Approximately 300 policemen from across Egypt protested in front of the Interior Ministry headquarters in Cairo Wednesday. The protesters were not wearing their uniforms and voiced diverse demands.
Ahmed Mostafa, secretary general of the Policemen's Coalition, which was formed following ex-President Hosni Mubarak's ouster to defend the rights of lower-ranking policemen, said the goal of the protest is to demand medical care for lower ranks at police or other hospitals and the establishment of a syndicate for them. He also said he wants the boards of the Police Club and Takaful Association, which provides services for junior officers, to be dissolved and re-elected.
Many protesters claimed their demonstration marks the final warning for the Interior Ministry, and if their demands are not met, they will stage sit-ins inside police stations.
Mostafa called for the implementation of a new pay system, the announcement of the dates for medical examinations and the promotion of a number of policemen to lieutenants. He also emphasized the right of policemen to carry personal arms as well as the right of those who obtained college degrees to join the Faculty of Specialized Officers. The coalition leader also said police killed in action should receive the same treatment as the 25 January revolution martyrs and that those injured during the revolution should receive medical and social care.
The protesters said they are disappointed by the Interior Ministry's negligence in providing medical care and by their inability to use Interior Ministry hospitals. Policeman Khaled Mohamed said the police authorities established for medical services, clubs and humanitarian aid do not provide any services to lower-rank policemen.
Several policemen with college degrees took part in the protest to demand promotions. Yasser Bakr, a policeman with a bachelor's degree in commerce, described that demand as legitimate and said it was previously recognized by the Interior Ministry. However, he said, the ministry has not fulfilled its promises to make better use of the educated policemen who hold college degrees, although it has acknowledged they do work typically carried out by higher-ranking officers.
Mohamed Aly, another policeman with a bachelor's degree in commerce, said Law 109/1971 states that the Interior Ministry is a civilian entity, which gives policemen the right to demand that they be treated like civil servants. He highlighted Law 47/1978, which stipulates that state employees who obtain a college degree during or after their period of service should have their job status reviewed accordingly.
Meanwhile, some protesters called for the appointment of a civilian Interior Minister and the restructuring of the ministry, saying corruption continues to permeate the ministry as some loyalists to former Interior Minister Habib al-Adly — who was sentenced to prison for failing to stop the killing of protesters and embezzling funds — remaining in their posts.

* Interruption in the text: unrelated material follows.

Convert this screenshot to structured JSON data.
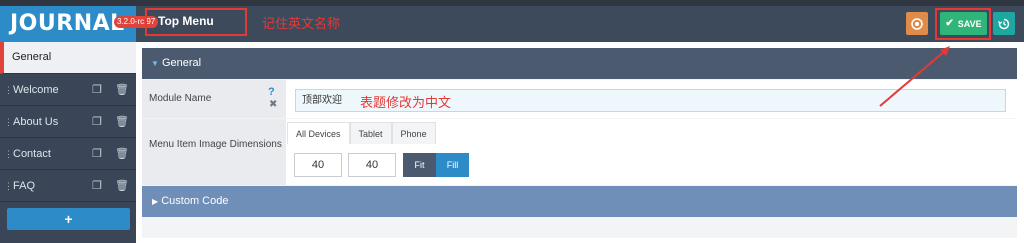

They also complained about the lack of justice in the distribution of salaries and bonuses and said they are not clear on how the special funds — the money collected from penalties and fines — are used and accused Interior Ministry leaders of pocketing the money allocated to them.
Some of the protesters complained about mistreatment at the hands of senior officers. Policeman Gamal Abou al-Fotouh said that when a policeman says he was mistreated by an officer, he is arbitrarily transferred.
The protesters said they support injured police and their call for medical and social care. Mahmoud Zakaria, a retired policeman who lost one of his arms while on duty, complained about the inhumane treatment he gets at the Police Hospital when he goes for examination or to get his medications.
"I want us to be at least treated in a humane way, especially since we get injured while serving the country. I also am asking to be compensated for the disability I have and for an increase in my monthly pension, which does not exceed LE1,000."
Translated from the Arabic by Dina Zafer